Breuer did not publish the results of Anna's treatment. However, he taught his methods to Sigmund Freud and, together, they began to develop this new form of psychotherapy. Breuer did not continue to treat patients such as Anna. Although he claimed that the demands of his busy medical practice prevented him from pursuing psychotherapy, Freud believed that he was upset by the strong attachment that Anna developed for Breuer towards the end of her treatment, a phenomenon that became known as transference. When Freud began to use Breuer's methods of psychoanalysis, Breuer and Freud discussed Freud's patients and the techniques and results of their treatments. In 1893, they published an article on their work and, two years later, the book which marked the beginning of psychanalytic theory, Studien über Hysterie. At about the same time, their collaboration—and their friendship—came to an end. Apparently Breuer's ambivalence concerning the value of their work fueled their discord. However their final break came about over the question of childhood memories of seduction. At the time, Freud believed that most of his patients had actually been seduced as children. Only later did he realize that Breuer was correct in believing these to be memories of childhood fantasies.

Breuer dropped his study of psychoanalysis, whereas Freud continued to develop his theories independently. However, among other concepts, Breuer usually is credited with having first suggested that perception and memory are different psychic processes and with having developed a theory of hallucinations. Breuer's background in physiology had a profound influence on the development of his theories and it is likely that his influence on the work of Sigmund Freud has been underestimated. Some physicians, the "Breuerians," continued for a time to use Breuer's original cathartic techniques without adopting Freud's modifications and amplifications.

Breuer was regarded as one of the finest physicians and scientists in Vienna. In 1894, he was elected to the Viennese Academy of Science. Breuer died in Vienna in 1925. His daughter Dora later committed suicide rather than be deported by the Nazis. Likewise, one of his granddaughters died at the hands of the Nazis. Other members of his family emigrated.

Margaret Alic

Further Reading

Cranefield, Paul F. "Breuer, Josef." In Dictionary of Scientific Biography, edited by Charles Coulston Gillispie, vol. 2. New York: Charles Scribner's Sons, 1970.
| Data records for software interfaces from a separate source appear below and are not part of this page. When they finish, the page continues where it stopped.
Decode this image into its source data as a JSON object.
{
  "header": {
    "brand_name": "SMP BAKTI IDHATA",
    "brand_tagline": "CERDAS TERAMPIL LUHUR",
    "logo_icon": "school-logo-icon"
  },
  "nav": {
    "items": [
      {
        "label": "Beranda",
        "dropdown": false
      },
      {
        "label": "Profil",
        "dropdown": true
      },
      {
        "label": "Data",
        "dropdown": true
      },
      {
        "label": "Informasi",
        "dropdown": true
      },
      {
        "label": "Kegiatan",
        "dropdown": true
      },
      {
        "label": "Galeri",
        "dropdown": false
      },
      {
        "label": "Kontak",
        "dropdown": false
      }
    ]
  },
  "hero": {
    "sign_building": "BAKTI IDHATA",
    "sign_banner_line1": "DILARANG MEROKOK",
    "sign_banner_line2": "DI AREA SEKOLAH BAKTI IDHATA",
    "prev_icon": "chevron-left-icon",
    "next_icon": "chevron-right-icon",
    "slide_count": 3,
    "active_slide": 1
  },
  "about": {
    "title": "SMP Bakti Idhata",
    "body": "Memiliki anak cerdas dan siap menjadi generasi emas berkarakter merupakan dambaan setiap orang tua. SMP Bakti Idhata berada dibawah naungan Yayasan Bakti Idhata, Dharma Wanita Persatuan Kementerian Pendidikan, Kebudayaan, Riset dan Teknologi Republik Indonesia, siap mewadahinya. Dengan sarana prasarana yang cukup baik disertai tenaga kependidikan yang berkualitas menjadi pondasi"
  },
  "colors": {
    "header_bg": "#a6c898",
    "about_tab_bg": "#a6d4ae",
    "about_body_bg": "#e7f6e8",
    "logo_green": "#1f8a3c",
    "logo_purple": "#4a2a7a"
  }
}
Hirschmüller, Albrecht. The Life and Work of Josef Breuer: Physiology and Psychoanalysis. New York: New York University Press, 1989.

Additional topics

Psychology EncyclopediaFamous Psychologists & Scientists